If you have a disability which means you can't fill in the ballot paper yourself, you can ask the Presiding Officer to mark the ballot paper for you.

If you have a visual impairment, you can ask for a large print ballot paper, or a special voting device, to help you cast your vote.

Do I have to go to a polling station to vote?

No. You can also choose to vote by post, or to vote by proxy.

Vote by post

If you’re 16 or over, you can apply for a postal vote to use in Senedd and local elections in Wales. You don’t need to give a reason.

You’ll need to fill in a postal vote application form. You can get this from your contact your local Electoral Registration Office.

When Senedd and local elections take place in Wales, you’ll be sent your ballot paper, along with instructions about how to fill it in.

You’ll only be sent this when you’re 16 or over at the time of a Senedd or local election.

To apply for a postal vote, you must be registered to vote first.

The deadline to apply for a postal vote for the elections on 6 May 2021 is 17.00 on Tuesday 20 April.

You must also be registered to vote by midnight on Monday 19 April.

Vote by proxy

If you’re 16 or over, you can apply for a proxy vote to use in Senedd and local elections in Wales. You’ll need to give a reason for why you want to vote by proxy.

A proxy vote means you choose someone you trust to vote on your behalf. This can be helpful if you have a medical issue or disability that stops you going to a polling station, or if you’re planning to be abroad on election day.

To apply for a proxy vote, you must be registered to vote first. The person you choose to vote on your behalf also needs to be registered to vote.

You can find further information on the Electoral Commission’s website.

The deadline to apply for a proxy vote for the elections on 6 May 2021 is 17.00 on Tuesday 27 April.

You must also be registered to vote by midnight on Monday 19 April.


About candidates


Who can stand as a candidate to be a Member of the Senedd?

Anyone can stand as a candidate, as long as they meet the requirements set out in the Government of Wales Act and election regulations.

To be able to stand as a constituency or regional candidate at the Senedd election candidates must, on the day you are nominated and on polling day, be:

  • at least 18 years old, and
  • a British citizen, a qualifying Commonwealth citizen, a qualifying foreign citizen, a citizen of the Republic of Ireland or a citizen of the European Union who is resident in the United Kingdom.

There are also a few reasons that might disqualify candidates from standing for election.

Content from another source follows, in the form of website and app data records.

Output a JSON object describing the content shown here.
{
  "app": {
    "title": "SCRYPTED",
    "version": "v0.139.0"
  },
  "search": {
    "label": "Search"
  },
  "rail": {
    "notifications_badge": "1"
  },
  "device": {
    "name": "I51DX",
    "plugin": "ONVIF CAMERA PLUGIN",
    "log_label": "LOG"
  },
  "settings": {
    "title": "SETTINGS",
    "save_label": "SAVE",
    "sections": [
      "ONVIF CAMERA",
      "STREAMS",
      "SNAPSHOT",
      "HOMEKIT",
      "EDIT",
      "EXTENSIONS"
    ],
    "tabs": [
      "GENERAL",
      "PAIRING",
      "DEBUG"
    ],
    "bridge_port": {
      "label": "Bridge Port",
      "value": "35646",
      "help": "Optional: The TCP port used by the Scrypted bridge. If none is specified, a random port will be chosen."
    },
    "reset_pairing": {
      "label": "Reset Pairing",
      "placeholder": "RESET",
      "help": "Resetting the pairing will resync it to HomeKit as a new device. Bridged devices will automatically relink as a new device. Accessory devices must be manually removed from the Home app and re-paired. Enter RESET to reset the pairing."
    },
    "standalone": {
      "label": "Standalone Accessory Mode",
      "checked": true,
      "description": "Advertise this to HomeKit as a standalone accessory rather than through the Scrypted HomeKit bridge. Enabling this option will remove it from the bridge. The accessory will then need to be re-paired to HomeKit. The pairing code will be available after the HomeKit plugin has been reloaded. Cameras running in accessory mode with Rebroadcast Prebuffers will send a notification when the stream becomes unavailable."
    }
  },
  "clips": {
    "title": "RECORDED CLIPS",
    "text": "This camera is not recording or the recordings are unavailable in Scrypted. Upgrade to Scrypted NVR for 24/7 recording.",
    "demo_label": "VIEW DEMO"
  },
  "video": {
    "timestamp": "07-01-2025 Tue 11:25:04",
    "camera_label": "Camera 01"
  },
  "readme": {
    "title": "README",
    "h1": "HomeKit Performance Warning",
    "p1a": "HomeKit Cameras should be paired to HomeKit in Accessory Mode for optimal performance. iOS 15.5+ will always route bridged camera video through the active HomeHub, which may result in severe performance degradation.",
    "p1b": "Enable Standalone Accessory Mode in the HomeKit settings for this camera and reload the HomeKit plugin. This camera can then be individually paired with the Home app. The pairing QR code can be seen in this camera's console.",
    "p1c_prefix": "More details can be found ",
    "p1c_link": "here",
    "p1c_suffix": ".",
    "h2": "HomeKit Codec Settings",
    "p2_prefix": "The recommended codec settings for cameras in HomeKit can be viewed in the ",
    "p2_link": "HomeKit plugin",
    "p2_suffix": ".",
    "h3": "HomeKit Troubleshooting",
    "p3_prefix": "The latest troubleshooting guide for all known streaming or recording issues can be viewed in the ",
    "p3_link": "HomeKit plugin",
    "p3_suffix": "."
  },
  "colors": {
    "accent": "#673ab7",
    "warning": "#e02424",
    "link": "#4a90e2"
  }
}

The Electoral Commission produces guidance to potential candidates to explain these requirements and who may be disqualified.

Where can I find information about standing as a candidate in Senedd elections?

The Electoral Commission produces guidance for candidates in advance of a Senedd election.

You can find further information about standing as a candidate in a Senedd election on the Electoral Commission’s website.

How much can candidates spend on an election campaign?

There are rules that control spending by political parties at different types of elections. It is the Electoral Commission that oversees that aspect of the election process.

You can find further information on the Electoral Commission’s website.


Where can I find a list of candidates?

You should contact your local Electoral Registration Office to find out who is standing in your area.

Your local Electoral Registration Office will display the names of all the candidates before polling day.

There is no single, official source of detailed information about candidates, so you should visit candidate websites, party websites, or contact the parties standing in your local area and region.

Candidates may send information about themselves to you, as part of their campaigning activities in your area.

Where can I get copies of election manifestos?

Manifestos are published by the political parties or independent candidates to let people know what they want to do if they get your vote.

They may be published on the websites of the political parties or independent candidates. You can find links to the websites of all registered political parties on the Electoral Commission’s website.